When A Rainbow Smiles
A ordinary rainbow is an amazing natural phenomenon - but a smiley rainbow? That is definitely something special and unless you live in the Polar regions, something you may never see in your lifetime. But before we go any further, let's examine how normal rainbows occur.
It was Sir Isaac Newton who discovered that white light is actually the combination of seven colors in the right proportions, each with a different wavelength. When this light hits another surface and refracts or bends,the different wavelength of each color causes them to bend in different proportions, resulting in seven separate colors.
This is the reason we see rainbows. The white light from the sun refracts when it comes in contact with the raindrops and breaks up into the seven colors; red, orange, yellow, green, blue and violet. Red, which has the longest wavelength, bends the least and is therefore always the outer ring of the rainbow, while violet, which has the shortest wavelength, bends the most and always ends up as the innermost ring.
The inverted or smiley-face rainbow works on the same principle of white light separating into seven colors, but is formed quite differently.
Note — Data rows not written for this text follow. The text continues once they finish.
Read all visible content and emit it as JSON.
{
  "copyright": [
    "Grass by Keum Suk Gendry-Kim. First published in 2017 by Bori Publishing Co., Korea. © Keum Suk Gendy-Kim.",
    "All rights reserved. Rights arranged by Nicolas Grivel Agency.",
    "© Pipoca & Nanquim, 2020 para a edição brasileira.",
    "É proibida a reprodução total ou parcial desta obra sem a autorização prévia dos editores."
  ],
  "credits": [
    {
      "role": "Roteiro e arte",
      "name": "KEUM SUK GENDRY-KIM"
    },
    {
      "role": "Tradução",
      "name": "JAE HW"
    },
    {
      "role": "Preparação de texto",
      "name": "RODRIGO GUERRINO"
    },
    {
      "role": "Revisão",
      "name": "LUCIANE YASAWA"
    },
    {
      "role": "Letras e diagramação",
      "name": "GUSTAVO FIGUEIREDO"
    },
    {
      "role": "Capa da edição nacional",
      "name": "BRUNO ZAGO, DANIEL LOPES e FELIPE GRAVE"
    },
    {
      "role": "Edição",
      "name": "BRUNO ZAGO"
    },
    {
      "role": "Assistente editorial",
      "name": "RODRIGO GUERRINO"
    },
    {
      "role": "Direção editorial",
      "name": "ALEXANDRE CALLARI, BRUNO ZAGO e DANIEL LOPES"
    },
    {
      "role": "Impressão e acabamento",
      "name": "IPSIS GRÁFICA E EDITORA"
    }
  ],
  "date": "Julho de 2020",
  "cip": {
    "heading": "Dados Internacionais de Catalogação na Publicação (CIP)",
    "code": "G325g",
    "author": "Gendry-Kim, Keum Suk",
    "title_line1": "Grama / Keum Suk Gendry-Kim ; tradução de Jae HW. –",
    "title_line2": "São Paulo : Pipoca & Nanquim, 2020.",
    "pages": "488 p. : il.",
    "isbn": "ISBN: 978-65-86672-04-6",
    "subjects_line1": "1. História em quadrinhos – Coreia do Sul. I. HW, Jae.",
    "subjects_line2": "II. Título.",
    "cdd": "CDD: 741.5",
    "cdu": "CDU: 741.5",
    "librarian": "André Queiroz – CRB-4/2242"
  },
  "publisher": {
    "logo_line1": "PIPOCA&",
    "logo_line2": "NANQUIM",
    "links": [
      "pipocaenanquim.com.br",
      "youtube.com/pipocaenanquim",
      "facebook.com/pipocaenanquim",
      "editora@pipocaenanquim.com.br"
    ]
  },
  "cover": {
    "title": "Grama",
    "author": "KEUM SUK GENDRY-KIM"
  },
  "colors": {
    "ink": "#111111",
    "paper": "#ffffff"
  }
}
For an inverted rainbow or circumzenithal arc as it is also called, to occur, the sky must be clear of rain and low-level clouds. The sun has to be shining at a certain angle and the cirrus clouds high in the atmosphere must be laden with flat, six-sided ice crystals that act as a field of prisms. The sun's rays enter the ice crystals and refracts through them, projecting an arc in the sky, that look like the skies are smiling down on us. As would be expected, the colors are reversed too - the first color is violet, while the last color is red.
According to metereologists, circumzenithal arcs are fairly common in high altitudes, but are often not visible due to low hanging clouds. Therefore, when you see a rainbow that smiles, it is truly a special day!